→ Problem to solve:
Within the entries below, find each line containing the word "Richard" and copy it.

Data about app and page elements

============

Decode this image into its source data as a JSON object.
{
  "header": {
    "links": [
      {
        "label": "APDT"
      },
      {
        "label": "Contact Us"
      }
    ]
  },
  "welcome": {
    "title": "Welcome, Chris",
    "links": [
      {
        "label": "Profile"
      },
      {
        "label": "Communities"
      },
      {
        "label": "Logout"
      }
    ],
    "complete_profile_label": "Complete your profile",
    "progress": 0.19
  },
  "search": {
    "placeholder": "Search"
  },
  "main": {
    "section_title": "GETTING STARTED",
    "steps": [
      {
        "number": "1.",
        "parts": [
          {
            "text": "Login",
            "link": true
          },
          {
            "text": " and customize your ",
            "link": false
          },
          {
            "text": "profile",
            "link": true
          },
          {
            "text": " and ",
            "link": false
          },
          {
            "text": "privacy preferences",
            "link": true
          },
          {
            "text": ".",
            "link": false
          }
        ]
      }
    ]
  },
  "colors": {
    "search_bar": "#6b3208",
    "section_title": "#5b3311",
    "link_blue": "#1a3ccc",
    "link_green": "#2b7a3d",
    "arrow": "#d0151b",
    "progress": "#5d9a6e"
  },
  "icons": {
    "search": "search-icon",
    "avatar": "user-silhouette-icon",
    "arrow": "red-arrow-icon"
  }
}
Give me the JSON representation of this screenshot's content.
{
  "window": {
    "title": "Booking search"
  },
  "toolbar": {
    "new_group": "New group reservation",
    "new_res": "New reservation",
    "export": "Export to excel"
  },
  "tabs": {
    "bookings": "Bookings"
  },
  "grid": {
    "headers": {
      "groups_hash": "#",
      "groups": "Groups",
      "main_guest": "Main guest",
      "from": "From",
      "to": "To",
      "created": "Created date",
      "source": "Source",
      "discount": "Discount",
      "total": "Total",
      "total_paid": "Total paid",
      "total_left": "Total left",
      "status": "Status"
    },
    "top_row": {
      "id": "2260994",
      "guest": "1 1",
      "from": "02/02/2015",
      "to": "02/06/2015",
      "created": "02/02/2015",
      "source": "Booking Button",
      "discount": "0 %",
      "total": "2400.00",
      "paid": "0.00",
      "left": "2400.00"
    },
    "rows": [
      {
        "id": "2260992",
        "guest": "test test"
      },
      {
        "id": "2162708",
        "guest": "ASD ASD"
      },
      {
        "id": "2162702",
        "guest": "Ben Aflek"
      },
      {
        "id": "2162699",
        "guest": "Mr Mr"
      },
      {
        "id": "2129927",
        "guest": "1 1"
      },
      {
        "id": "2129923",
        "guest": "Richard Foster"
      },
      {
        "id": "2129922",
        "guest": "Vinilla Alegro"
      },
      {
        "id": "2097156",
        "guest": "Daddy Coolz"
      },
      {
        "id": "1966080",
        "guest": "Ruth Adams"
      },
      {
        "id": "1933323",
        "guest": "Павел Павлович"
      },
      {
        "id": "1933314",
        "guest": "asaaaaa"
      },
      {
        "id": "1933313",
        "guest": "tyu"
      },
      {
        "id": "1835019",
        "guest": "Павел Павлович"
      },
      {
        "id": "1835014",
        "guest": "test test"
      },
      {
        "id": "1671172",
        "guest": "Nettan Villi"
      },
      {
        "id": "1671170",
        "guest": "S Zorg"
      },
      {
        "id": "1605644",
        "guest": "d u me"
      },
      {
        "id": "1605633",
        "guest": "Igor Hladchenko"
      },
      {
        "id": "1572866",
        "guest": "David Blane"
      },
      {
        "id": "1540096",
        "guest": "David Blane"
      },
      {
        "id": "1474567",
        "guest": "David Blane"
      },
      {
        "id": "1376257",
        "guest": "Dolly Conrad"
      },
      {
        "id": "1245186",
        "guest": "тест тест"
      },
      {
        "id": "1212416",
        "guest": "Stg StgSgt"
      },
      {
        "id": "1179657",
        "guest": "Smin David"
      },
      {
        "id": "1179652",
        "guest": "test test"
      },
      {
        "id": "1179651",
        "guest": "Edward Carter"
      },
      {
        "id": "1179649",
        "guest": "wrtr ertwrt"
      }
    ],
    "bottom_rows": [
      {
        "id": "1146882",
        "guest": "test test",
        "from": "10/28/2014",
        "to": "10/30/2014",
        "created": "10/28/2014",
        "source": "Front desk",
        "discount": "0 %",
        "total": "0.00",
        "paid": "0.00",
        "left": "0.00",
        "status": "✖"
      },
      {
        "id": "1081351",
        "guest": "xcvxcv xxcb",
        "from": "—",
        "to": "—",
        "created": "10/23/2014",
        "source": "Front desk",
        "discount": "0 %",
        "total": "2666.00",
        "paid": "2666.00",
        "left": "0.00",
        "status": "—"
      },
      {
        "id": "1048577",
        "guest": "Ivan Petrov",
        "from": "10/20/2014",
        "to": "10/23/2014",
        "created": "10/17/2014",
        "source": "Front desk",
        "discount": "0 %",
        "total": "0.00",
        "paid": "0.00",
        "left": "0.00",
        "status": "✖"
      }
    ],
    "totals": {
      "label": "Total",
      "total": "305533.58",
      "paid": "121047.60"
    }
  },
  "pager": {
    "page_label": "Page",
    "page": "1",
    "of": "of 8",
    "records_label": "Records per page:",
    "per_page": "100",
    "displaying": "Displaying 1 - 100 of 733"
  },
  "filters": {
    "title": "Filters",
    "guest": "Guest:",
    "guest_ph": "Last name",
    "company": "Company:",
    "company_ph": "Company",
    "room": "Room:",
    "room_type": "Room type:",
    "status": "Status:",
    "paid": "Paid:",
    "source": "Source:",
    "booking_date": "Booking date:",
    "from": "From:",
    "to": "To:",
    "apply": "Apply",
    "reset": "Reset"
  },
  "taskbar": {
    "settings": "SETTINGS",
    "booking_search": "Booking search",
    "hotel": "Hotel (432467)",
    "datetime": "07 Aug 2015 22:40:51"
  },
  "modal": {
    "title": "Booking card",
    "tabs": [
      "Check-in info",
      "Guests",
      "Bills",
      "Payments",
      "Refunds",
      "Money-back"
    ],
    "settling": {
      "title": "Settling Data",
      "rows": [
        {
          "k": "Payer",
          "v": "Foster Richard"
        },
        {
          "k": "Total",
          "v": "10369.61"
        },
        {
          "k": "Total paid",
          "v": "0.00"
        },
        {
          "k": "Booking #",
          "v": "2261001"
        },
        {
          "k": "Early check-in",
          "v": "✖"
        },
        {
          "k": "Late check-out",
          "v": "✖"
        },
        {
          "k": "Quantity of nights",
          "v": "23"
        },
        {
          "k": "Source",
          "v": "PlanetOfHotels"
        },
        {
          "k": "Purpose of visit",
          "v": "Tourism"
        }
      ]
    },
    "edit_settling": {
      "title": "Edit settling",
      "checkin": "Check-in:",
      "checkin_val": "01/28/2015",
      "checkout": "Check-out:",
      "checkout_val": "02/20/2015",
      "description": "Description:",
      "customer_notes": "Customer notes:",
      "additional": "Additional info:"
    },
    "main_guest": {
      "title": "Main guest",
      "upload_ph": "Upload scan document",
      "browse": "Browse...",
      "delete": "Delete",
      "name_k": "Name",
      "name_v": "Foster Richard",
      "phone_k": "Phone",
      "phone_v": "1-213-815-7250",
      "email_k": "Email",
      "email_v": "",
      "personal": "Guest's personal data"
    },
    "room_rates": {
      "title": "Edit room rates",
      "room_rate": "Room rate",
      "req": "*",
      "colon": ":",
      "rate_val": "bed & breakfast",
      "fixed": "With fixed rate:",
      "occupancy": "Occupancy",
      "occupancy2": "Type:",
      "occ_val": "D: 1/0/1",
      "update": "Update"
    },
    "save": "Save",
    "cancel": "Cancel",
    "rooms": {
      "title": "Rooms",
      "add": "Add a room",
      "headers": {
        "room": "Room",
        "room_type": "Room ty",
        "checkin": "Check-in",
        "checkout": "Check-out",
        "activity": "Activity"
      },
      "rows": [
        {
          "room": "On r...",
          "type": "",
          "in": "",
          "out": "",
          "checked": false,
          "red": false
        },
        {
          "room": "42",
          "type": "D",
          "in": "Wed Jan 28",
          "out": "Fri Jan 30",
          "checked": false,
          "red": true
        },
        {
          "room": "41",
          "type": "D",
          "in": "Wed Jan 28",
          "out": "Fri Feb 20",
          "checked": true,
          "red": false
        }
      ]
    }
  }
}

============

→ Answer for the task:
        "guest": "Richard Foster"
          "v": "Foster Richard"
      "name_v": "Foster Richard",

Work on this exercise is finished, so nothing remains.